ASSIGNMENT:
For this exercise, copy the records below exactly and exclude every image.

..........

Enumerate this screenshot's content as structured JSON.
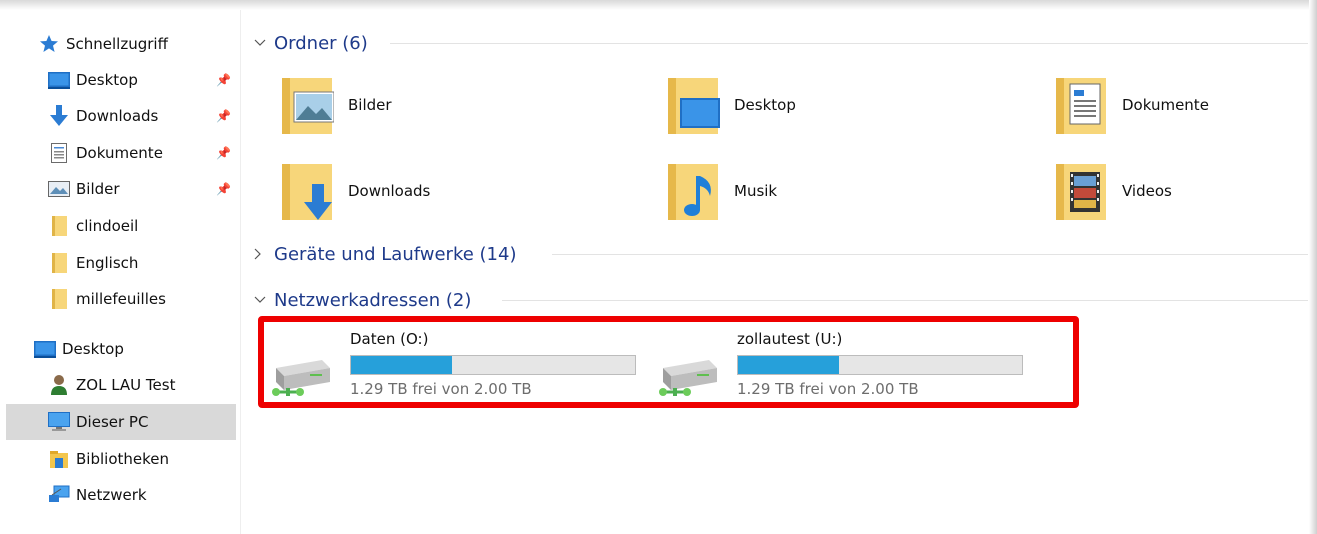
{
  "sidebar": {
    "quick_access": "Schnellzugriff",
    "pinned": [
      {
        "label": "Desktop",
        "icon": "desktop-icon"
      },
      {
        "label": "Downloads",
        "icon": "download-arrow-icon"
      },
      {
        "label": "Dokumente",
        "icon": "document-icon"
      },
      {
        "label": "Bilder",
        "icon": "pictures-icon"
      }
    ],
    "folders": [
      {
        "label": "clindoeil",
        "icon": "folder-icon"
      },
      {
        "label": "Englisch",
        "icon": "folder-icon"
      },
      {
        "label": "millefeuilles",
        "icon": "folder-icon"
      }
    ],
    "tree": [
      {
        "label": "Desktop",
        "icon": "desktop-icon"
      },
      {
        "label": "ZOL LAU Test",
        "icon": "user-icon"
      },
      {
        "label": "Dieser PC",
        "icon": "computer-icon",
        "selected": true
      },
      {
        "label": "Bibliotheken",
        "icon": "library-icon"
      },
      {
        "label": "Netzwerk",
        "icon": "network-icon"
      }
    ]
  },
  "main": {
    "folders_section": {
      "title": "Ordner (6)",
      "expanded": true,
      "items": [
        {
          "label": "Bilder",
          "icon": "pictures-folder-icon"
        },
        {
          "label": "Desktop",
          "icon": "desktop-folder-icon"
        },
        {
          "label": "Dokumente",
          "icon": "documents-folder-icon"
        },
        {
          "label": "Downloads",
          "icon": "downloads-folder-icon"
        },
        {
          "label": "Musik",
          "icon": "music-folder-icon"
        },
        {
          "label": "Videos",
          "icon": "videos-folder-icon"
        }
      ]
    },
    "devices_section": {
      "title": "Geräte und Laufwerke (14)",
      "expanded": false
    },
    "network_section": {
      "title": "Netzwerkadressen (2)",
      "expanded": true,
      "drives": [
        {
          "name": "Daten (O:)",
          "free_text": "1.29 TB frei von 2.00 TB",
          "used_fraction": 0.355,
          "icon": "network-drive-icon"
        },
        {
          "name": "zollautest (U:)",
          "free_text": "1.29 TB frei von 2.00 TB",
          "used_fraction": 0.355,
          "icon": "network-drive-icon"
        }
      ]
    }
  },
  "colors": {
    "section_title": "#1e3a8a",
    "usage_bar": "#26a0da",
    "highlight_border": "#ee0000",
    "selected_bg": "#d9d9d9"
  }
}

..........

SOLUTION:
Enumerate this screenshot's content as structured JSON.
{
  "sidebar": {
    "quick_access": "Schnellzugriff",
    "pinned": [
      {
        "label": "Desktop",
        "icon": "desktop-icon"
      },
      {
        "label": "Downloads",
        "icon": "download-arrow-icon"
      },
      {
        "label": "Dokumente",
        "icon": "document-icon"
      },
      {
        "label": "Bilder",
        "icon": "pictures-icon"
      }
    ],
    "folders": [
      {
        "label": "clindoeil",
        "icon": "folder-icon"
      },
      {
        "label": "Englisch",
        "icon": "folder-icon"
      },
      {
        "label": "millefeuilles",
        "icon": "folder-icon"
      }
    ],
    "tree": [
      {
        "label": "Desktop",
        "icon": "desktop-icon"
      },
      {
        "label": "ZOL LAU Test",
        "icon": "user-icon"
      },
      {
        "label": "Dieser PC",
        "icon": "computer-icon",
        "selected": true
      },
      {
        "label": "Bibliotheken",
        "icon": "library-icon"
      },
      {
        "label": "Netzwerk",
        "icon": "network-icon"
      }
    ]
  },
  "main": {
    "folders_section": {
      "title": "Ordner (6)",
      "expanded": true,
      "items": [
        {
          "label": "Bilder",
          "icon": "pictures-folder-icon"
        },
        {
          "label": "Desktop",
          "icon": "desktop-folder-icon"
        },
        {
          "label": "Dokumente",
          "icon": "documents-folder-icon"
        },
        {
          "label": "Downloads",
          "icon": "downloads-folder-icon"
        },
        {
          "label": "Musik",
          "icon": "music-folder-icon"
        },
        {
          "label": "Videos",
          "icon": "videos-folder-icon"
        }
      ]
    },
    "devices_section": {
      "title": "Geräte und Laufwerke (14)",
      "expanded": false
    },
    "network_section": {
      "title": "Netzwerkadressen (2)",
      "expanded": true,
      "drives": [
        {
          "name": "Daten (O:)",
          "free_text": "1.29 TB frei von 2.00 TB",
          "used_fraction": 0.355,
          "icon": "network-drive-icon"
        },
        {
          "name": "zollautest (U:)",
          "free_text": "1.29 TB frei von 2.00 TB",
          "used_fraction": 0.355,
          "icon": "network-drive-icon"
        }
      ]
    }
  },
  "colors": {
    "section_title": "#1e3a8a",
    "usage_bar": "#26a0da",
    "highlight_border": "#ee0000",
    "selected_bg": "#d9d9d9"
  }
}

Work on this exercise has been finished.